- **Dataset records**:
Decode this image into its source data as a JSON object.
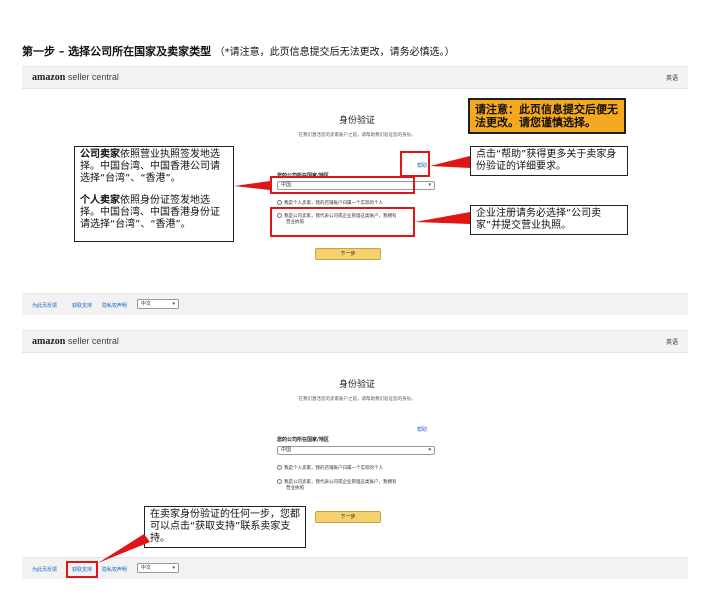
{
  "doc": {
    "title_bold": "第一步 – 选择公司所在国家及卖家类型",
    "title_note": "（*请注意，此页信息提交后无法更改，请务必慎选。）"
  },
  "brand": {
    "amazon": "amazon",
    "seller_central": "seller central"
  },
  "topbar": {
    "lang": "英语"
  },
  "panel": {
    "title": "身份验证",
    "description": "在我们激活您的卖家账户之前，请帮助我们验证您的身份。",
    "help_link": "帮助",
    "field_label": "您的公司所在国家/地区",
    "country_value": "中国",
    "radio_individual": "我是个人卖家，我的店铺账户归属一个实际的个人",
    "radio_business_line1": "我是公司卖家，我代表公司或企业管理这类账户，我拥有",
    "radio_business_line2": "营业执照",
    "next_button": "下一步"
  },
  "footer": {
    "link_help": "为此页反馈",
    "link_support": "获取支持",
    "link_privacy": "隐私权声明",
    "lang_value": "中文"
  },
  "callouts": {
    "warning": "请注意：此页信息提交后便无法更改。请您谨慎选择。",
    "company_bold": "公司卖家",
    "company_rest": "依照营业执照签发地选择。中国台湾、中国香港公司请选择“台湾”、“香港”。",
    "individual_bold": "个人卖家",
    "individual_rest": "依照身份证签发地选择。中国台湾、中国香港身份证请选择“台湾”、“香港”。",
    "help_tip": "点击“帮助”获得更多关于卖家身份验证的详细要求。",
    "business_tip": "企业注册请务必选择“公司卖家”并提交营业执照。",
    "support_tip": "在卖家身份验证的任何一步，您都可以点击“获取支持”联系卖家支持。"
  },
  "colors": {
    "annotation_red": "#e01515",
    "warning_orange": "#f6a821",
    "button_yellow": "#f5d170",
    "link_blue": "#1565c0"
  }
}
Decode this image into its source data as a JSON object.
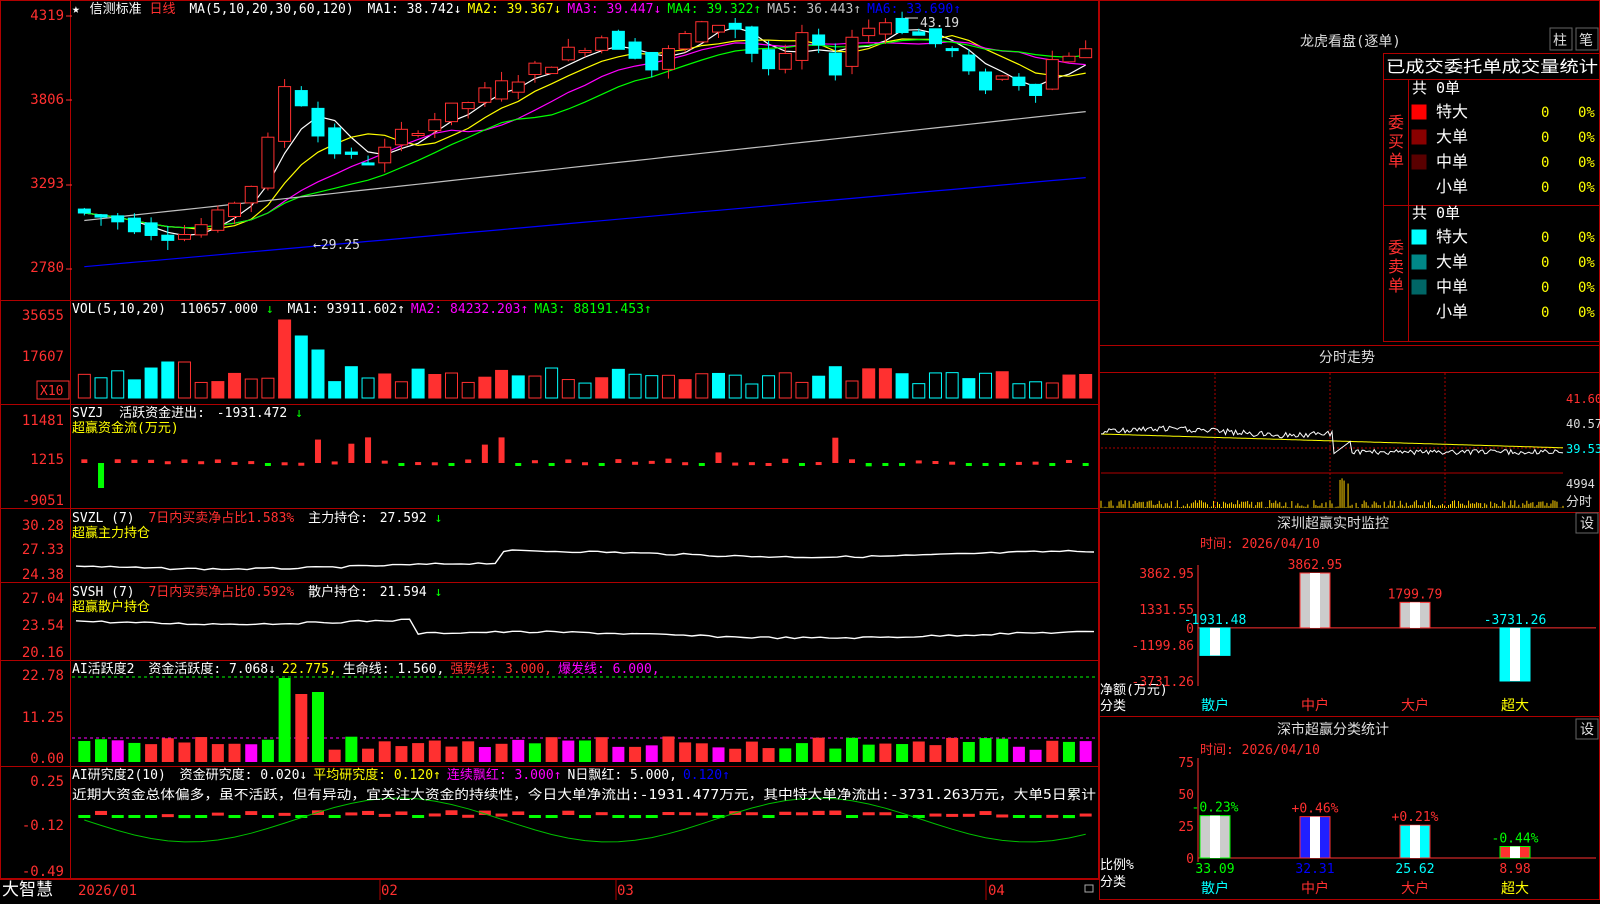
{
  "app": {
    "logo": "大智慧",
    "colors": {
      "up": "#ff3030",
      "down": "#00ffff",
      "grid": "#b00000"
    }
  },
  "kline": {
    "star": "★",
    "stock_name": "信测标准",
    "period": "日线",
    "ma_label": "MA(5,10,20,30,60,120)",
    "ma_values": [
      {
        "label": "MA1:",
        "value": "38.742",
        "arrow": "↓",
        "color": "#ffffff"
      },
      {
        "label": "MA2:",
        "value": "39.367",
        "arrow": "↓",
        "color": "#ffff00"
      },
      {
        "label": "MA3:",
        "value": "39.447",
        "arrow": "↓",
        "color": "#ff00ff"
      },
      {
        "label": "MA4:",
        "value": "39.322",
        "arrow": "↑",
        "color": "#00ff00"
      },
      {
        "label": "MA5:",
        "value": "36.443",
        "arrow": "↑",
        "color": "#c0c0c0"
      },
      {
        "label": "MA6:",
        "value": "33.690",
        "arrow": "↑",
        "color": "#0000ff"
      }
    ],
    "y_ticks": [
      "4319",
      "3806",
      "3293",
      "2780"
    ],
    "high_note": "43.19",
    "low_note": "←29.25"
  },
  "volume": {
    "label": "VOL(5,10,20)",
    "value": "110657.000",
    "arrow": "↓",
    "ma": [
      {
        "label": "MA1:",
        "value": "93911.602",
        "arrow": "↑",
        "color": "#ffffff"
      },
      {
        "label": "MA2:",
        "value": "84232.203",
        "arrow": "↑",
        "color": "#ff00ff"
      },
      {
        "label": "MA3:",
        "value": "88191.453",
        "arrow": "↑",
        "color": "#00ff00"
      }
    ],
    "y_ticks": [
      "35655",
      "17607"
    ],
    "unit": "X10"
  },
  "svzj": {
    "label": "SVZJ",
    "desc": "活跃资金进出:",
    "value": "-1931.472",
    "arrow": "↓",
    "sub": "超赢资金流(万元)",
    "y_ticks": [
      "11481",
      "1215",
      "-9051"
    ]
  },
  "svzl": {
    "label": "SVZL (7)",
    "desc": "7日内买卖净占比1.583%",
    "hold_label": "主力持仓:",
    "hold_value": "27.592",
    "arrow": "↓",
    "sub": "超赢主力持仓",
    "y_ticks": [
      "30.28",
      "27.33",
      "24.38"
    ]
  },
  "svsh": {
    "label": "SVSH (7)",
    "desc": "7日内买卖净占比0.592%",
    "hold_label": "散户持仓:",
    "hold_value": "21.594",
    "arrow": "↓",
    "sub": "超赢散户持仓",
    "y_ticks": [
      "27.04",
      "23.54",
      "20.16"
    ]
  },
  "ai_active": {
    "label": "AI活跃度2",
    "items": [
      {
        "text": "资金活跃度: 7.068",
        "arrow": "↓",
        "color": "#ffffff"
      },
      {
        "text": "22.775",
        "arrow": ",",
        "color": "#ffff00"
      },
      {
        "text": "生命线: 1.560",
        "arrow": ",",
        "color": "#ffffff"
      },
      {
        "text": "强势线: 3.000",
        "arrow": ",",
        "color": "#ff3030"
      },
      {
        "text": "爆发线: 6.000",
        "arrow": ",",
        "color": "#ff00ff"
      }
    ],
    "y_ticks": [
      "22.78",
      "11.25",
      "0.00"
    ]
  },
  "ai_research": {
    "label": "AI研究度2(10)",
    "items": [
      {
        "text": "资金研究度: 0.020",
        "arrow": "↓",
        "color": "#ffffff"
      },
      {
        "text": "平均研究度: 0.120",
        "arrow": "↑",
        "color": "#ffff00"
      },
      {
        "text": "连续飘红: 3.000",
        "arrow": "↑",
        "color": "#ff00ff"
      },
      {
        "text": "N日飘红: 5.000",
        "arrow": ",",
        "color": "#ffffff"
      },
      {
        "text": "0.120",
        "arrow": "↑",
        "color": "#0000ff"
      }
    ],
    "comment": "近期大资金总体偏多，虽不活跃，但有异动，宜关注大资金的持续性，今日大单净流出:-1931.477万元，其中特大单净流出:-3731.263万元，大单5日累计",
    "y_ticks": [
      "0.25",
      "-0.12",
      "-0.49"
    ]
  },
  "xaxis": {
    "labels": [
      "2026/01",
      "02",
      "03",
      "04"
    ]
  },
  "dragon": {
    "title": "龙虎看盘(逐单)",
    "btn_bar": "柱",
    "btn_pen": "笔",
    "tabs": [
      "已成交委托单成交量统计"
    ],
    "buy": {
      "total": "共 0单",
      "side_label": "委买单",
      "rows": [
        {
          "name": "特大",
          "count": "0",
          "pct": "0%",
          "color": "#ff0000"
        },
        {
          "name": "大单",
          "count": "0",
          "pct": "0%",
          "color": "#8a0000"
        },
        {
          "name": "中单",
          "count": "0",
          "pct": "0%",
          "color": "#5a0000"
        },
        {
          "name": "小单",
          "count": "0",
          "pct": "0%",
          "color": "#000000"
        }
      ]
    },
    "sell": {
      "total": "共 0单",
      "side_label": "委卖单",
      "rows": [
        {
          "name": "特大",
          "count": "0",
          "pct": "0%",
          "color": "#00ffff"
        },
        {
          "name": "大单",
          "count": "0",
          "pct": "0%",
          "color": "#008888"
        },
        {
          "name": "中单",
          "count": "0",
          "pct": "0%",
          "color": "#006666"
        },
        {
          "name": "小单",
          "count": "0",
          "pct": "0%",
          "color": "#000000"
        }
      ]
    }
  },
  "intraday": {
    "title": "分时走势",
    "y_labels": [
      "41.60",
      "40.57",
      "39.53"
    ],
    "vol_label": "4994",
    "unit": "分时"
  },
  "monitor": {
    "title": "深圳超赢实时监控",
    "btn": "设",
    "time": "时间: 2026/04/10",
    "y_ticks": [
      "3862.95",
      "1331.55",
      "0",
      "-1199.86",
      "-3731.26"
    ],
    "y_unit": "净额(万元)",
    "x_caption": "分类",
    "categories": [
      "散户",
      "中户",
      "大户",
      "超大"
    ],
    "values": [
      -1931.48,
      3862.95,
      1799.79,
      -3731.26
    ],
    "value_labels": [
      "-1931.48",
      "3862.95",
      "1799.79",
      "-3731.26"
    ],
    "ylim": [
      -3731.26,
      3862.95
    ]
  },
  "stats": {
    "title": "深市超赢分类统计",
    "btn": "设",
    "time": "时间: 2026/04/10",
    "y_ticks": [
      "75",
      "50",
      "25",
      "0"
    ],
    "y_unit": "比例%",
    "x_caption": "分类",
    "categories": [
      "散户",
      "中户",
      "大户",
      "超大"
    ],
    "values": [
      33.09,
      32.31,
      25.62,
      8.98
    ],
    "value_labels": [
      "33.09",
      "32.31",
      "25.62",
      "8.98"
    ],
    "changes": [
      "-0.23%",
      "+0.46%",
      "+0.21%",
      "-0.44%"
    ],
    "ylim": [
      0,
      75
    ]
  },
  "chart_data": [
    {
      "type": "bar",
      "title": "深圳超赢实时监控",
      "ylabel": "净额(万元)",
      "xlabel": "分类",
      "categories": [
        "散户",
        "中户",
        "大户",
        "超大"
      ],
      "values": [
        -1931.48,
        3862.95,
        1799.79,
        -3731.26
      ],
      "ylim": [
        -3731.26,
        3862.95
      ]
    },
    {
      "type": "bar",
      "title": "深市超赢分类统计",
      "ylabel": "比例%",
      "xlabel": "分类",
      "categories": [
        "散户",
        "中户",
        "大户",
        "超大"
      ],
      "values": [
        33.09,
        32.31,
        25.62,
        8.98
      ],
      "ylim": [
        0,
        75
      ]
    }
  ]
}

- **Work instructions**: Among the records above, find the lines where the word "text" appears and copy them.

- **Output for this task**:
        "text": "资金活跃度: 7.068",
        "text": "22.775",
        "text": "生命线: 1.560",
        "text": "强势线: 3.000",
        "text": "爆发线: 6.000",
        "text": "资金研究度: 0.020",
        "text": "平均研究度: 0.120",
        "text": "连续飘红: 3.000",
        "text": "N日飘红: 5.000",
        "text": "0.120",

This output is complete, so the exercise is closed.